February is unforgiving. The wind cuts like a cool slender knife and the ground turns to ice, death clings to the plants like morning dew. On the steps of the Calvary Baptist church, a february morning with clear blue skies like sapphires, a man lay on his back convulsing in a red hoodie. A red scaled fish, writhing in the hot blinding sun. Red like silver screen blood. Red like the lipstick your mother used to wear. Red like the lights of an ambulance. Red like something has gone terribly wrong. Red like death.
I watched from the window, almost hot in my jacket and the heater on the bus blowing gusts around my ankles. I imagined the biting cold, the blaring ache of his head pounding against the concrete. I wanted to scream but there were no words, to tell someone but there was no one to tell. They all saw and all looked away. It was a long light, I watched for five minutes and no one stopped. The people passing on the street stared straight ahead, hard and unflinching like they were something made of marble.
Someone had to remember, someone had to keep him alive in this moment, so I watched. Even as the light changed and we pulled away, I turned to watch until his stiff arms, his shaking legs, were gone. I don’t know what happened to him, I don’t know if he lived, if he died, and I never will.

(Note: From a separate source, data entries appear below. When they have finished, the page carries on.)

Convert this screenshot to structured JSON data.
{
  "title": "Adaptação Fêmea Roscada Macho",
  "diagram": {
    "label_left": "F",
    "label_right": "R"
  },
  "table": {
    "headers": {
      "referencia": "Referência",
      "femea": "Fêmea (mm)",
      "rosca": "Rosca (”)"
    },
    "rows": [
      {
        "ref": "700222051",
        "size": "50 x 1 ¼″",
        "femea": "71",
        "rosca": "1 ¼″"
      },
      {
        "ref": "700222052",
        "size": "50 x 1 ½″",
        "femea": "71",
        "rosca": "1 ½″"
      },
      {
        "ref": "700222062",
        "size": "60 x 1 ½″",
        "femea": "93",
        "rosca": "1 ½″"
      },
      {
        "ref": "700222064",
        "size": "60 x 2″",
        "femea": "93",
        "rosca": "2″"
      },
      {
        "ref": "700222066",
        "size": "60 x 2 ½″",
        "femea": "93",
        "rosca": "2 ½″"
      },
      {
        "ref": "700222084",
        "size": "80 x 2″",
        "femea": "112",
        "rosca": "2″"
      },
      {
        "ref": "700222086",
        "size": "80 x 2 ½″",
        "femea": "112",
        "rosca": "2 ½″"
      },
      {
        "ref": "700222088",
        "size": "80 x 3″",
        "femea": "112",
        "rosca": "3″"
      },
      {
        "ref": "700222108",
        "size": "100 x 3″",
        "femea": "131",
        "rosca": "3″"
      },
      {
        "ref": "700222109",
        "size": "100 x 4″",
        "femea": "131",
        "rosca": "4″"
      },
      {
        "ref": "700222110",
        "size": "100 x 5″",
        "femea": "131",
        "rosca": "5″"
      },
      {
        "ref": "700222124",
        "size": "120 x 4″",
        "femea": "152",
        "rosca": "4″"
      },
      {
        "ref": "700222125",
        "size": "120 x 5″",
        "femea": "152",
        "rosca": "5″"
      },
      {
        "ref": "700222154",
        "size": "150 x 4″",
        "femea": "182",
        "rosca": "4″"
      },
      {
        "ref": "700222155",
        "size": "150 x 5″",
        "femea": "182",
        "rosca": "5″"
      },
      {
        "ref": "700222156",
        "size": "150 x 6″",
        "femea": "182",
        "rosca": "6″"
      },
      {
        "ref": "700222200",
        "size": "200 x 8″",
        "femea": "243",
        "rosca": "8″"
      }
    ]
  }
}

A few days later as we were passing the church again, there was a new sign buried beside the steps, “no loitering.” I had to laugh like hell, because what else was there to do, to say. I laughed to myself the whole bus ride, praying I wouldn’t cry.